Nato was involved. There were American military advisers with the guerrillas. They were instrumental in provoking the attack and also arranging the withdrawal. This was all true, but the demonstration degenerated into an anti-Albanian meeting. This turned what might be a legitimate opposition to Nato into an impasse. It is possible to unite Macedonian and Albanian workers to fight together against war, against poverty, against discrimination. There are still, despite the extent of the crisis, many areas inside Skopje and other cities where Albanian and Macedonian people work and live together. Until recently there were strikes involving Macedonian and Albanian workers alongside each other.
The question is whether there is a left that can offer this perspective to Albanian and Macedonian workers in Macedonia, that they can join together to fight against Nato intervention, against the conditions attached to economic aid and restructuring programmes, against discrimination. This kind of movement would offer the Albanians the prospect of change. Albanian should become an official language. These kinds of demands could be adopted.
What can we do to help things develop in that direction? We can be clear against intervention – “No Nato troops to Macedonia.” The west did a lot of damage to the Macedonian economy, with all those conditions, embargoes, and the Greek campaign against Macedonia, which has cost very dear. There should be aid without strings attached – money and jobs instead of sending troops. Greece is so close to the problem it will be central to any kind of intervention. Raising this sort of demand everywhere in Europe, but particularly in Greece, is very important. In Greece we can raise the demand of opening the border to refugees and people who want to come south to find jobs. There are a lot of refugees because of the current crisis. Many want to come to Greece but they can’t because the border is closed. Our demand should be that “they are welcome to come”. Thousands of workers from Albania have come to Greece and they are living evidence that we can unite Greek, Albanian and Macedonian workers. When Albanian immigrants came to Greece in the early 90s they had to face terrible racist attacks and discrimination. We fought back against this through the unions which took the position that all immigrants should be legalised. So Albanian workers in Greece have been drawn towards this kind of movement.
The situation is crucial. A crisis is developing and what happens in the next few months will decide which way it goes. We have only a little time to prevent catastrophe, to prevent Skopje turning into Sarajevo. If we can raise these demands workers in Skopje will see an alternative to fighting among themselves or fighting Nato through fighting each other. We have to give an example in this direction. During the Kosovo war there was a huge anti-war movement in Greece – 90 percent of the population was against Nato. We can create this situation again. It’s more difficult in the current context to build up this kind of opposition to the war because the arguments are different, but the potential is still there.
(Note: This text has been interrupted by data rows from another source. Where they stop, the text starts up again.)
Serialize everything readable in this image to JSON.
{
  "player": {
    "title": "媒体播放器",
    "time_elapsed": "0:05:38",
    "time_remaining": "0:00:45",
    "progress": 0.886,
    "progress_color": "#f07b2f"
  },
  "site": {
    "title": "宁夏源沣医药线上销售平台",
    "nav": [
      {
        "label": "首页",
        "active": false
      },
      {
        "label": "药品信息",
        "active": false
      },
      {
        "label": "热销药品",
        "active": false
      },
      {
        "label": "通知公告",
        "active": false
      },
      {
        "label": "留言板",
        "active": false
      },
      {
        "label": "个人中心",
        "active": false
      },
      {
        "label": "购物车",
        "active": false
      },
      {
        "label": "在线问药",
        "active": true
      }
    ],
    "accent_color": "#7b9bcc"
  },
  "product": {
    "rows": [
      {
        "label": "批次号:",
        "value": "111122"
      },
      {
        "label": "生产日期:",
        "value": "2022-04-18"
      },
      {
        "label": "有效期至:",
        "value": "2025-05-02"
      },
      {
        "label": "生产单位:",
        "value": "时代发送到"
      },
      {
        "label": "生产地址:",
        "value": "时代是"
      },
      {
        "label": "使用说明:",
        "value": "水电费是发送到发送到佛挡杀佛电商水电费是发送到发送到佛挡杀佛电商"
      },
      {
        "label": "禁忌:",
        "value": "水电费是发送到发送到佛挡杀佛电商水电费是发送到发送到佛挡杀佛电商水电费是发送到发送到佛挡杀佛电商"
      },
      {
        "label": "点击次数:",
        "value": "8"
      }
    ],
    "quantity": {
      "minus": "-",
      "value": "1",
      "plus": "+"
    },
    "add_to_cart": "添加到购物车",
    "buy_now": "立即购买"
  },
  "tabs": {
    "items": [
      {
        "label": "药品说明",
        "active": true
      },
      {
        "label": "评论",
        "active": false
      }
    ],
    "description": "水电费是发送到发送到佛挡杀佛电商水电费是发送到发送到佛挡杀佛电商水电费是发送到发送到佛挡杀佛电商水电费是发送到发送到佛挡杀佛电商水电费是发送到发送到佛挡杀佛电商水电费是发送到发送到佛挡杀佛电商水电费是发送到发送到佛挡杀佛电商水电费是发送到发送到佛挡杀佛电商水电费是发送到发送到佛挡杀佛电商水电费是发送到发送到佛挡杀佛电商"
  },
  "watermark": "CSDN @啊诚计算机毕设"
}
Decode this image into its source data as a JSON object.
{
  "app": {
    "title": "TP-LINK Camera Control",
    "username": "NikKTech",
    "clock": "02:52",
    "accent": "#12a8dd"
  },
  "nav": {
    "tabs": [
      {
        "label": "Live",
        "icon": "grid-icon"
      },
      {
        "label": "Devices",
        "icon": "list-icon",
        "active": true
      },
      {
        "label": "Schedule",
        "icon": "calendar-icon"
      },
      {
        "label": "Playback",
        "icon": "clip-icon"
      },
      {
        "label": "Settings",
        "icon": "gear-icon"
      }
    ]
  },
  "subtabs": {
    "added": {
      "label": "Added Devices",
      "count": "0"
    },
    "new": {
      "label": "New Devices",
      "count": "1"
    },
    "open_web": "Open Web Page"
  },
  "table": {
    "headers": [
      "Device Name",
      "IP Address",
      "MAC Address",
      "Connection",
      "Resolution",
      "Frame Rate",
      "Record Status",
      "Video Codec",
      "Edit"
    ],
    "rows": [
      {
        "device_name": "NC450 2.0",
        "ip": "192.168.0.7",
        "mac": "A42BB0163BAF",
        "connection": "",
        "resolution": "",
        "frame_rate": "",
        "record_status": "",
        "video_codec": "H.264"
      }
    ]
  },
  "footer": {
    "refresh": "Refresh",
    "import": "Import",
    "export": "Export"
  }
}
Then we can clearly offer a lead to workers in Skopje who can really unite Macedonian, Greek and Albanian workers to fight for a vision of the Balkans that is open to all its peoples and that is against war and poverty.